EXERCISE PROMPT:
Look through the lines below and copy each one that includes "content".

'''

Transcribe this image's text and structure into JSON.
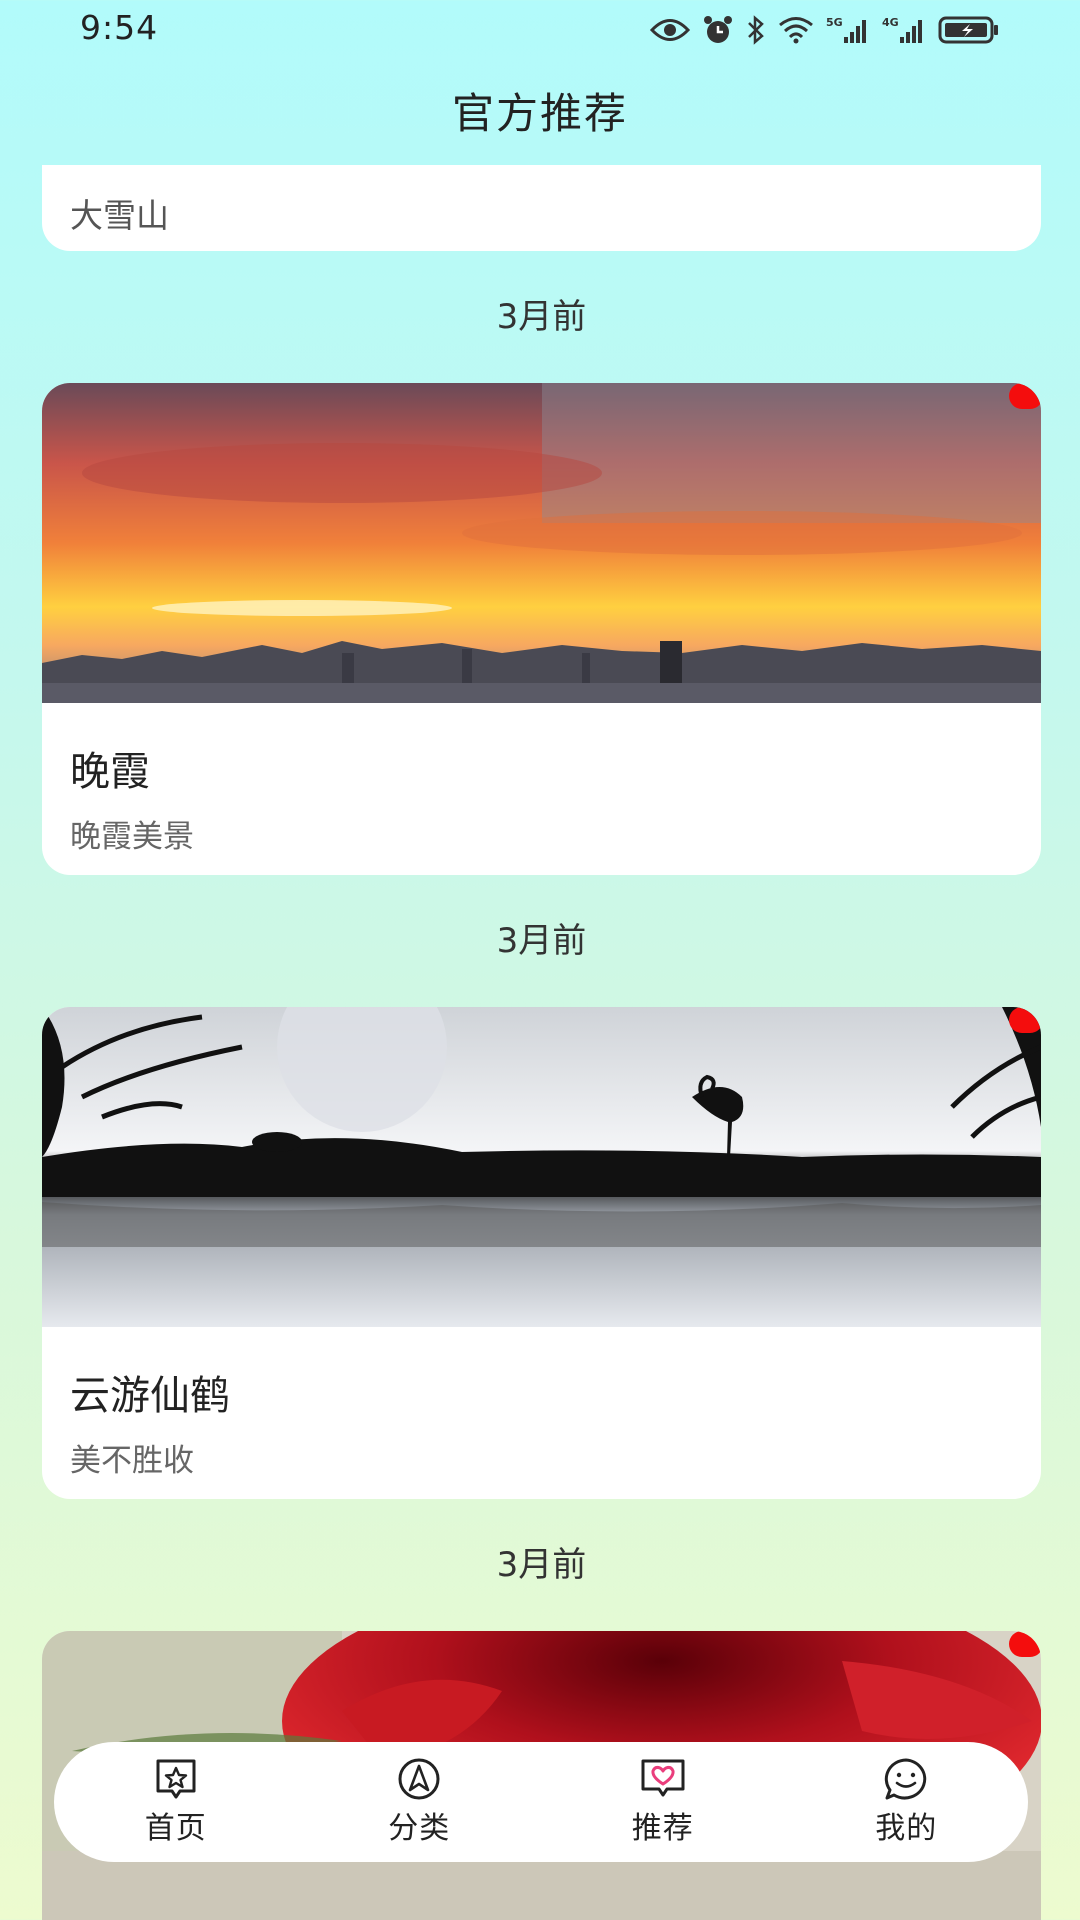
{
  "status_bar": {
    "time": "9:54",
    "icons": [
      "eye-icon",
      "alarm-icon",
      "bluetooth-icon",
      "wifi-icon",
      "signal-5g-icon",
      "signal-4g-icon",
      "battery-charging-icon"
    ],
    "net1": "5G",
    "net2": "4G"
  },
  "header": {
    "title": "官方推荐"
  },
  "feed": {
    "partial_card_title": "大雪山",
    "items": [
      {
        "time": "3月前",
        "title": "晚霞",
        "subtitle": "晚霞美景",
        "image": "sunset-city-image",
        "unread": true
      },
      {
        "time": "3月前",
        "title": "云游仙鹤",
        "subtitle": "美不胜收",
        "image": "flamingo-lake-image",
        "unread": true
      },
      {
        "time": "3月前",
        "image": "red-rose-image",
        "unread": true
      }
    ]
  },
  "bottom_nav": {
    "items": [
      {
        "label": "首页",
        "icon": "home-star-icon",
        "active": false
      },
      {
        "label": "分类",
        "icon": "compass-icon",
        "active": false
      },
      {
        "label": "推荐",
        "icon": "heart-message-icon",
        "active": true
      },
      {
        "label": "我的",
        "icon": "smile-chat-icon",
        "active": false
      }
    ]
  },
  "colors": {
    "unread_dot": "#f40d0d",
    "active_nav_icon": "#ea3e7c",
    "bg_top": "#b2fbfb",
    "bg_bottom": "#edfbcf"
  }
}
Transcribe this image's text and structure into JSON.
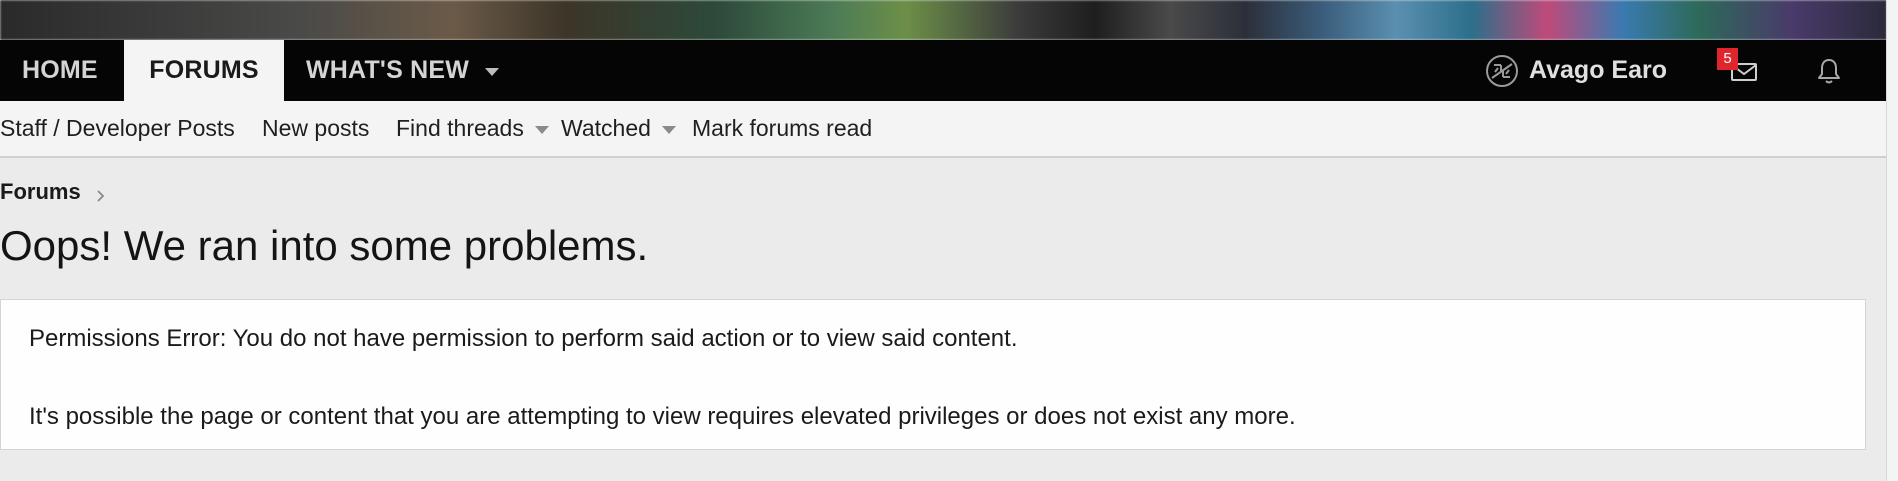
{
  "nav": {
    "tabs": [
      {
        "label": "HOME"
      },
      {
        "label": "FORUMS",
        "active": true
      },
      {
        "label": "WHAT'S NEW",
        "has_dropdown": true
      }
    ],
    "user": {
      "name": "Avago Earo",
      "avatar_icon": "avatar-logo-icon"
    },
    "inbox": {
      "icon": "mail-icon",
      "badge": "5",
      "badge_color": "#e0262c"
    },
    "alerts": {
      "icon": "bell-icon"
    }
  },
  "subnav": {
    "items": [
      {
        "label": "Staff / Developer Posts"
      },
      {
        "label": "New posts"
      },
      {
        "label": "Find threads",
        "has_dropdown": true
      },
      {
        "label": "Watched",
        "has_dropdown": true
      },
      {
        "label": "Mark forums read"
      }
    ]
  },
  "breadcrumb": {
    "items": [
      {
        "label": "Forums"
      }
    ]
  },
  "page": {
    "title": "Oops! We ran into some problems."
  },
  "error": {
    "lines": [
      "Permissions Error: You do not have permission to perform said action or to view said content.",
      "It's possible the page or content that you are attempting to view requires elevated privileges or does not exist any more."
    ]
  },
  "theme": {
    "nav_background": "#050505",
    "active_tab_background": "#f4f4f4",
    "page_background": "#ebebeb"
  }
}
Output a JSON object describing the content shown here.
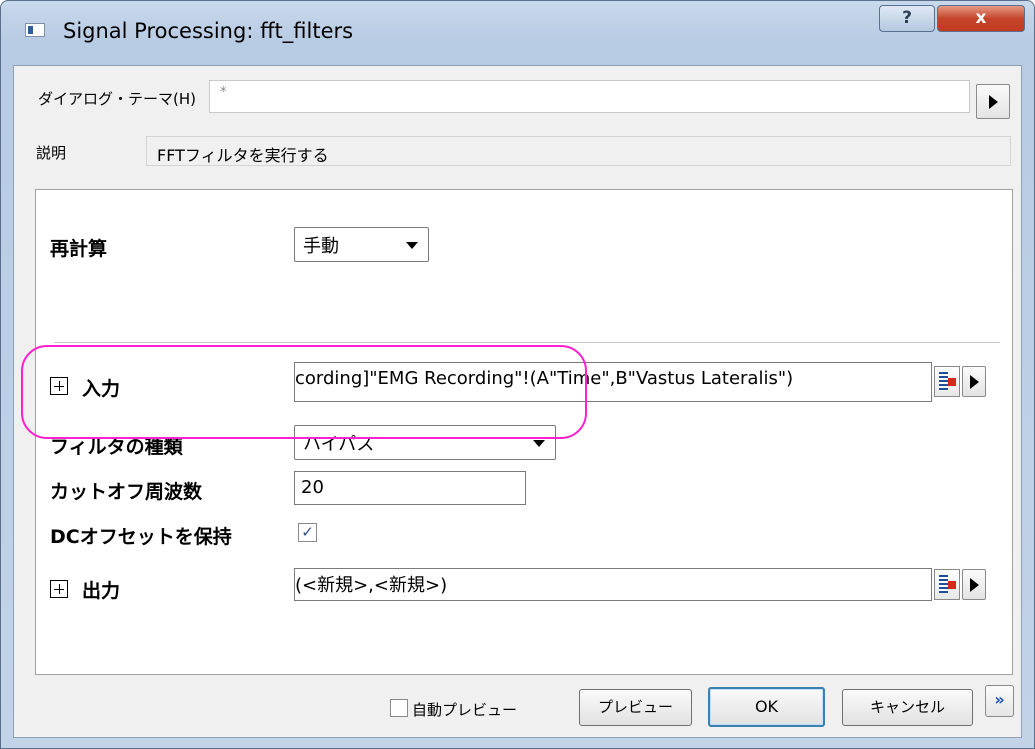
{
  "window": {
    "title": "Signal Processing: fft_filters"
  },
  "theme": {
    "label": "ダイアログ・テーマ(H)",
    "value": "*"
  },
  "description": {
    "label": "説明",
    "value": "FFTフィルタを実行する"
  },
  "recalc": {
    "label": "再計算",
    "value": "手動"
  },
  "input": {
    "label": "入力",
    "value": "cording]\"EMG Recording\"!(A\"Time\",B\"Vastus Lateralis\")"
  },
  "filter_type": {
    "label": "フィルタの種類",
    "value": "ハイパス"
  },
  "cutoff": {
    "label": "カットオフ周波数",
    "value": "20"
  },
  "dc_offset": {
    "label": "DCオフセットを保持",
    "checked": "✓"
  },
  "output": {
    "label": "出力",
    "value": "(<新規>,<新規>)"
  },
  "footer": {
    "auto_preview": "自動プレビュー",
    "preview": "プレビュー",
    "ok": "OK",
    "cancel": "キャンセル",
    "expand": "»"
  },
  "titlebar": {
    "help": "?",
    "close": "x"
  },
  "colors": {
    "highlight": "#ff1fcf",
    "close_button": "#c23a20"
  }
}
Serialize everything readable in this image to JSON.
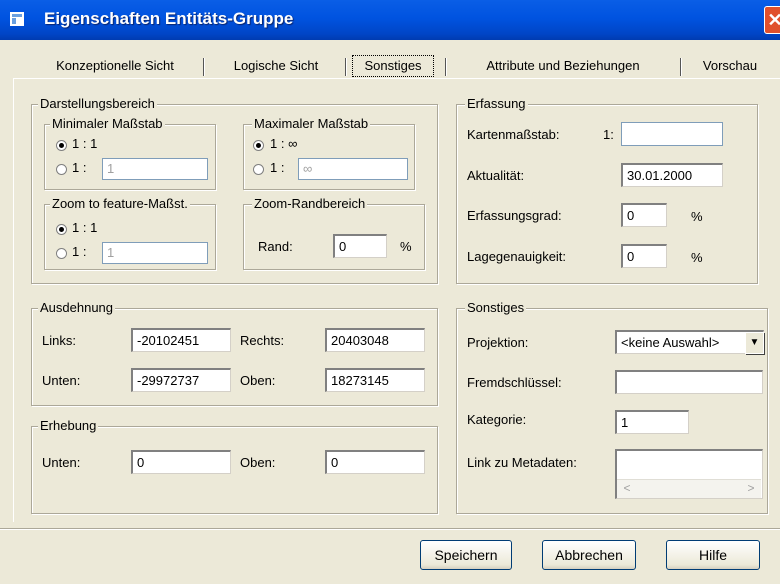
{
  "window": {
    "title": "Eigenschaften Entitäts-Gruppe",
    "close_glyph": "✕"
  },
  "tabs": [
    "Konzeptionelle Sicht",
    "Logische Sicht",
    "Sonstiges",
    "Attribute und Beziehungen",
    "Vorschau"
  ],
  "darstellung": {
    "label": "Darstellungsbereich",
    "min": {
      "label": "Minimaler Maßstab",
      "opt1": "1 : 1",
      "opt2": "1 :",
      "value": "1"
    },
    "max": {
      "label": "Maximaler Maßstab",
      "opt1": "1 : ∞",
      "opt2": "1 :",
      "value": "∞"
    },
    "zoom": {
      "label": "Zoom to feature-Maßst.",
      "opt1": "1 : 1",
      "opt2": "1 :",
      "value": "1"
    },
    "rand": {
      "label": "Zoom-Randbereich",
      "field_label": "Rand:",
      "value": "0",
      "unit": "%"
    }
  },
  "erfassung": {
    "label": "Erfassung",
    "kartenmassstab": {
      "label": "Kartenmaßstab:",
      "prefix": "1:",
      "value": ""
    },
    "aktualitaet": {
      "label": "Aktualität:",
      "value": "30.01.2000"
    },
    "erfassungsgrad": {
      "label": "Erfassungsgrad:",
      "value": "0",
      "unit": "%"
    },
    "lagegenauigkeit": {
      "label": "Lagegenauigkeit:",
      "value": "0",
      "unit": "%"
    }
  },
  "ausdehnung": {
    "label": "Ausdehnung",
    "links": {
      "label": "Links:",
      "value": "-20102451"
    },
    "rechts": {
      "label": "Rechts:",
      "value": "20403048"
    },
    "unten": {
      "label": "Unten:",
      "value": "-29972737"
    },
    "oben": {
      "label": "Oben:",
      "value": "18273145"
    }
  },
  "erhebung": {
    "label": "Erhebung",
    "unten": {
      "label": "Unten:",
      "value": "0"
    },
    "oben": {
      "label": "Oben:",
      "value": "0"
    }
  },
  "sonstiges": {
    "label": "Sonstiges",
    "projektion": {
      "label": "Projektion:",
      "value": "<keine Auswahl>"
    },
    "fremdschluessel": {
      "label": "Fremdschlüssel:",
      "value": ""
    },
    "kategorie": {
      "label": "Kategorie:",
      "value": "1"
    },
    "link": {
      "label": "Link zu Metadaten:",
      "value": ""
    }
  },
  "buttons": {
    "save": "Speichern",
    "cancel": "Abbrechen",
    "help": "Hilfe"
  },
  "colors": {
    "titlebar": "#0053e0",
    "face": "#ece9d8",
    "input_border": "#7f9db9"
  }
}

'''

TASK RESPONSE:
      "Permissions Error: You do not have permission to perform said action or to view said content.",
      "It's possible the page or content that you are attempting to view requires elevated privileges or does not exist any more."
Output a JSON object describing the content shown here.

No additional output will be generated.